#### Source material
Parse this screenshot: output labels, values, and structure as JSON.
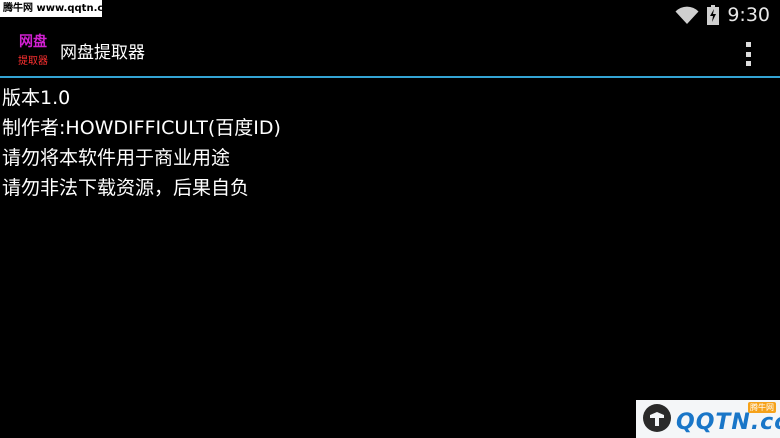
{
  "watermark_top": "腾牛网 www.qqtn.com",
  "status": {
    "time": "9:30",
    "icons": [
      "wifi-icon",
      "battery-charging-icon"
    ]
  },
  "action_bar": {
    "icon": {
      "line1": "网盘",
      "line2": "提取器"
    },
    "title": "网盘提取器",
    "menu_icon": "overflow-menu-icon"
  },
  "content": {
    "lines": [
      "版本1.0",
      "制作者:HOWDIFFICULT(百度ID)",
      "请勿将本软件用于商业用途",
      "请勿非法下载资源，后果自负"
    ]
  },
  "watermark_bottom": {
    "text": "QQTN.com",
    "tag": "腾牛网"
  },
  "colors": {
    "background": "#000000",
    "divider": "#34a4d4",
    "icon_line1": "#d020d0",
    "icon_line2": "#ff3030",
    "watermark_text": "#1976c8"
  }
}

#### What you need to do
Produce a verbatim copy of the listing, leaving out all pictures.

#### Exercise result
Parse this screenshot: output labels, values, and structure as JSON.
{
  "watermark_top": "腾牛网 www.qqtn.com",
  "status": {
    "time": "9:30",
    "icons": [
      "wifi-icon",
      "battery-charging-icon"
    ]
  },
  "action_bar": {
    "icon": {
      "line1": "网盘",
      "line2": "提取器"
    },
    "title": "网盘提取器",
    "menu_icon": "overflow-menu-icon"
  },
  "content": {
    "lines": [
      "版本1.0",
      "制作者:HOWDIFFICULT(百度ID)",
      "请勿将本软件用于商业用途",
      "请勿非法下载资源，后果自负"
    ]
  },
  "watermark_bottom": {
    "text": "QQTN.com",
    "tag": "腾牛网"
  },
  "colors": {
    "background": "#000000",
    "divider": "#34a4d4",
    "icon_line1": "#d020d0",
    "icon_line2": "#ff3030",
    "watermark_text": "#1976c8"
  }
}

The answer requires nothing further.